_EXERCISE_:
Below are records; count the lines among them that include the string "some", and state only the number.

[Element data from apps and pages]
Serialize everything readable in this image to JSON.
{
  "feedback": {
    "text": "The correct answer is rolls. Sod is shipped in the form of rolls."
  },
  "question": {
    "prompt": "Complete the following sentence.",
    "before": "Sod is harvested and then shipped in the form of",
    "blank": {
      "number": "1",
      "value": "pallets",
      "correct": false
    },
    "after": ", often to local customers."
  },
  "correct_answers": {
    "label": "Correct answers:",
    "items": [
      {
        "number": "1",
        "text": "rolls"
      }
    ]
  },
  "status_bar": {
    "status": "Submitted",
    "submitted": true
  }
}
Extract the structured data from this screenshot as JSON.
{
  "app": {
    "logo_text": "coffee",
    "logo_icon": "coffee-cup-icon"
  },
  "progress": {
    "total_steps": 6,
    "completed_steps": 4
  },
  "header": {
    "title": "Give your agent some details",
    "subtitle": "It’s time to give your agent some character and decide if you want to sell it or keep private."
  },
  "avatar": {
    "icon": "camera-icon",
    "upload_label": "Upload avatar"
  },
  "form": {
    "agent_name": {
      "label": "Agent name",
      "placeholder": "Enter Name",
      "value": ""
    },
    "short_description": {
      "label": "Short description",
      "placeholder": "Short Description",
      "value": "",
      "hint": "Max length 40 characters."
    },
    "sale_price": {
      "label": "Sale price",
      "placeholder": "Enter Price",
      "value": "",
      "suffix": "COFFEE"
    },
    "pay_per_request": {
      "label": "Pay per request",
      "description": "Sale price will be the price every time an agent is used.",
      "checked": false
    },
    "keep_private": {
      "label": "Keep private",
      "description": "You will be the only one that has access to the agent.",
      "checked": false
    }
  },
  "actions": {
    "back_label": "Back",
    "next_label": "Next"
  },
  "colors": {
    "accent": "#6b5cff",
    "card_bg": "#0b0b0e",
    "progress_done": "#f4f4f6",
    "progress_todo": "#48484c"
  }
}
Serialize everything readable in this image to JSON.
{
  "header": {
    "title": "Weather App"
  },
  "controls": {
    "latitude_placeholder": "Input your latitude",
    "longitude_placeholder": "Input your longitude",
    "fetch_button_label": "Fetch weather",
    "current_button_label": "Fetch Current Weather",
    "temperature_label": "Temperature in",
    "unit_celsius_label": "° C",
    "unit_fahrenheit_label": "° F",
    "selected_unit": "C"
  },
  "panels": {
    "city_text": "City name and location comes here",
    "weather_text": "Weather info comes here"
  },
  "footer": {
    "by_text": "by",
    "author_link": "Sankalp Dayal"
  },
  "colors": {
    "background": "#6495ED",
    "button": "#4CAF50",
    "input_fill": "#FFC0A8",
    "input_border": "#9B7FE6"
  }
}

_OUTPUT_:
2